Items from an interface collection
******
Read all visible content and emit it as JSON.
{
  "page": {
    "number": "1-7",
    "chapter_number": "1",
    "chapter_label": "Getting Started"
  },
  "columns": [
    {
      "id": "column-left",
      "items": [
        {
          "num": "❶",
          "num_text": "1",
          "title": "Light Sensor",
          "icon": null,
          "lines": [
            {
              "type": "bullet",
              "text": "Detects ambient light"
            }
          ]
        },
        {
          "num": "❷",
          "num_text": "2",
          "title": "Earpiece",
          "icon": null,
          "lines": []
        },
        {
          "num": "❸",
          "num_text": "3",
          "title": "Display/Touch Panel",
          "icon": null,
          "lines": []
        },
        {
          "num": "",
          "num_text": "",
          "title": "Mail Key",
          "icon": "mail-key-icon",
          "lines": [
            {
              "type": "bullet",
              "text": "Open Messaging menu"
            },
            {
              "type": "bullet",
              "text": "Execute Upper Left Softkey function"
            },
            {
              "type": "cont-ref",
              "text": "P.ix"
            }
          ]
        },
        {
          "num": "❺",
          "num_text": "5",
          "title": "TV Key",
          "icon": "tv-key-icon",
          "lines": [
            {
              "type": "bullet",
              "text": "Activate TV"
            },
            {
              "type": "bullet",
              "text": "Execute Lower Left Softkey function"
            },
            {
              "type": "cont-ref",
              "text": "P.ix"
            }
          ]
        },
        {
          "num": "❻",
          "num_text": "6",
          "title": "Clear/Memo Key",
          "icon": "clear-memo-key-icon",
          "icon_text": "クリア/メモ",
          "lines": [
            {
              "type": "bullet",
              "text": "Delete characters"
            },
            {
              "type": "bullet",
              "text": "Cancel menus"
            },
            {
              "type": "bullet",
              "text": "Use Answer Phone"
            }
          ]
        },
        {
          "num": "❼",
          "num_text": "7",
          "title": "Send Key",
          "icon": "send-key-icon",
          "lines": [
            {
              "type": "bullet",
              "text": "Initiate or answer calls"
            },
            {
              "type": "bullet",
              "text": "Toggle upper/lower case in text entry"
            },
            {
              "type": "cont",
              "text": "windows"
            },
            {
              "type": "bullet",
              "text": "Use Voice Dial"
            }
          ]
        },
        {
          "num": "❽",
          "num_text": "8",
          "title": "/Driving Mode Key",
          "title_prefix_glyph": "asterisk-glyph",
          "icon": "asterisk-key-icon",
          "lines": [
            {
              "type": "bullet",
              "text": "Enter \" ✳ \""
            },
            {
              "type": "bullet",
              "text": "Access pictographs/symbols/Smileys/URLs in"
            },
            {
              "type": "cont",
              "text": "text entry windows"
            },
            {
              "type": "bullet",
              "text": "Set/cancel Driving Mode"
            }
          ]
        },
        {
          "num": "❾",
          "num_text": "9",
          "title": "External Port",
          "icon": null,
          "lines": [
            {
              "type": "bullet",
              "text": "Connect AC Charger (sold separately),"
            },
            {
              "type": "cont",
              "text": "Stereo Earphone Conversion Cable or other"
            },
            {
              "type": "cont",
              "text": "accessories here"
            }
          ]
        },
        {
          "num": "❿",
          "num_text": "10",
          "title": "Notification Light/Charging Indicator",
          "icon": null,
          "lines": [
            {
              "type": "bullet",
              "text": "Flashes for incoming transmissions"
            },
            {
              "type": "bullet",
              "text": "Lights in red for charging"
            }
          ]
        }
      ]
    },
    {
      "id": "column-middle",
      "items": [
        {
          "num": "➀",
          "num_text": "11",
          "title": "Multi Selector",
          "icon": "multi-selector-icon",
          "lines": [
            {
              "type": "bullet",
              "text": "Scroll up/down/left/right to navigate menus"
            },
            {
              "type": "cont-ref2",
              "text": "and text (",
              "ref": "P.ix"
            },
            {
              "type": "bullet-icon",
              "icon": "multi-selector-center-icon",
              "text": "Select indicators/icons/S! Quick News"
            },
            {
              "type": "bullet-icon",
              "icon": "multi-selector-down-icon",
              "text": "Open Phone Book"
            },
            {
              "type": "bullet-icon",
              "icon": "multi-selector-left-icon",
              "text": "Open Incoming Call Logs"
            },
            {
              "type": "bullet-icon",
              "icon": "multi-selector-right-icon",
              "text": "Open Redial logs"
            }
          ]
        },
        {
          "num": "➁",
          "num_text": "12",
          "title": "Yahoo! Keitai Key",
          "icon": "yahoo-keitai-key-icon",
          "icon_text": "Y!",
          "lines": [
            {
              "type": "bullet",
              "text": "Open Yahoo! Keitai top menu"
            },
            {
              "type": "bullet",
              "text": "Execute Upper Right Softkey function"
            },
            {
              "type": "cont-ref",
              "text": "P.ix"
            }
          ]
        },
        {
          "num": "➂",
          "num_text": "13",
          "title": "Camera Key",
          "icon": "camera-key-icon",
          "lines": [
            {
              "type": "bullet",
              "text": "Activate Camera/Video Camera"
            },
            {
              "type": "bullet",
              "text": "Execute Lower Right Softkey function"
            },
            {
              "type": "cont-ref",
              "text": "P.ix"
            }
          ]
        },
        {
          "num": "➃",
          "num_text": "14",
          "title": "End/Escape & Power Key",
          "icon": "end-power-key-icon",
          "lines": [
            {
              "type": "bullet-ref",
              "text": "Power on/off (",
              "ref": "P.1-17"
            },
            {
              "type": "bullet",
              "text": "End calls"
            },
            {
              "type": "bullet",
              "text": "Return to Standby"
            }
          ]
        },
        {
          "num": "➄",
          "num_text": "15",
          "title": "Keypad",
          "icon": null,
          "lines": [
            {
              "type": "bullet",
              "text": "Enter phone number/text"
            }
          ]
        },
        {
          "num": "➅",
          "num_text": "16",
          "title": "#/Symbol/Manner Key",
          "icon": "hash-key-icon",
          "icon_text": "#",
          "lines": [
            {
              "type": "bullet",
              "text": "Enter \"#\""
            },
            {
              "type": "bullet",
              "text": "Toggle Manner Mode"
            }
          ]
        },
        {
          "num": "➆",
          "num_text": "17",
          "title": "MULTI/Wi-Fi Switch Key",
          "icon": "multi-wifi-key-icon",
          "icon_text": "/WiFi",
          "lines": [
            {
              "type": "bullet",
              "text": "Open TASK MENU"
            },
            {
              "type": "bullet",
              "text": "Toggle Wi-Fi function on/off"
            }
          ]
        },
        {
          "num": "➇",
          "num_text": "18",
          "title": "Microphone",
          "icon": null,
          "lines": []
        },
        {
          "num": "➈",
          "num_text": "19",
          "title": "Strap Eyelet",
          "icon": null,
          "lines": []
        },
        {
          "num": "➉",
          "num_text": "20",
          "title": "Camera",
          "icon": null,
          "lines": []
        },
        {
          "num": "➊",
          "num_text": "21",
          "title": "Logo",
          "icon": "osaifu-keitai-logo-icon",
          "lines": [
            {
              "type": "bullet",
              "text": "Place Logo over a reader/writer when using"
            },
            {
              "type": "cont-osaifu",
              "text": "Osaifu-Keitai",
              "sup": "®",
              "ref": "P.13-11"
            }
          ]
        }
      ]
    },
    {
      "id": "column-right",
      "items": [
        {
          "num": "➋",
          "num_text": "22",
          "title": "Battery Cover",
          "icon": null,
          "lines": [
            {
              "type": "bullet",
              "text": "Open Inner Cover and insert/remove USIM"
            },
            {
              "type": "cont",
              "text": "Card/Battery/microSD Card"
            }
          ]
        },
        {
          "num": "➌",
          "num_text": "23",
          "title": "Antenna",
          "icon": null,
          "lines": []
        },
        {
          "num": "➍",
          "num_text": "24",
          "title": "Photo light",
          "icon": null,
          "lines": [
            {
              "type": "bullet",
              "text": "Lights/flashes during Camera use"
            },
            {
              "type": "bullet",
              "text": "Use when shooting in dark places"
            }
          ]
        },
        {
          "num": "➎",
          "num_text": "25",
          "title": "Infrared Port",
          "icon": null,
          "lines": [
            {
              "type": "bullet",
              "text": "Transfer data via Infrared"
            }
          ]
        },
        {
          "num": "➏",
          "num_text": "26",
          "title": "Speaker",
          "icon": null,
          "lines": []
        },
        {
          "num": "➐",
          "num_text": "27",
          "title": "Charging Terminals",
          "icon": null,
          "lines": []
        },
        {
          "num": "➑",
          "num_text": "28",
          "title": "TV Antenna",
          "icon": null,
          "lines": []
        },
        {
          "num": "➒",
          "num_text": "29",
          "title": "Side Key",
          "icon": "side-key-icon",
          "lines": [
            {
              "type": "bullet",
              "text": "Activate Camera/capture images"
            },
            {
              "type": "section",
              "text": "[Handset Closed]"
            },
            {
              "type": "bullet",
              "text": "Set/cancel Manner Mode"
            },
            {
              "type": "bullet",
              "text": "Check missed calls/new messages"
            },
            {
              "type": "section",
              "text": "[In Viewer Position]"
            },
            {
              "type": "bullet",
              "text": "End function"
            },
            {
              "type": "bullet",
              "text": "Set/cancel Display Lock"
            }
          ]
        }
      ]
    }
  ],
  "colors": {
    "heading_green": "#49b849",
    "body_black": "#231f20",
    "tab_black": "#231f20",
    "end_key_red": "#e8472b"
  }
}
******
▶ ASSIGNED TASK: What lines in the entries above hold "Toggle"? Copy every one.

▶ PROBLEM SOLUTION:
              "text": "Toggle upper/lower case in text entry"
              "text": "Toggle Manner Mode"
              "text": "Toggle Wi-Fi function on/off"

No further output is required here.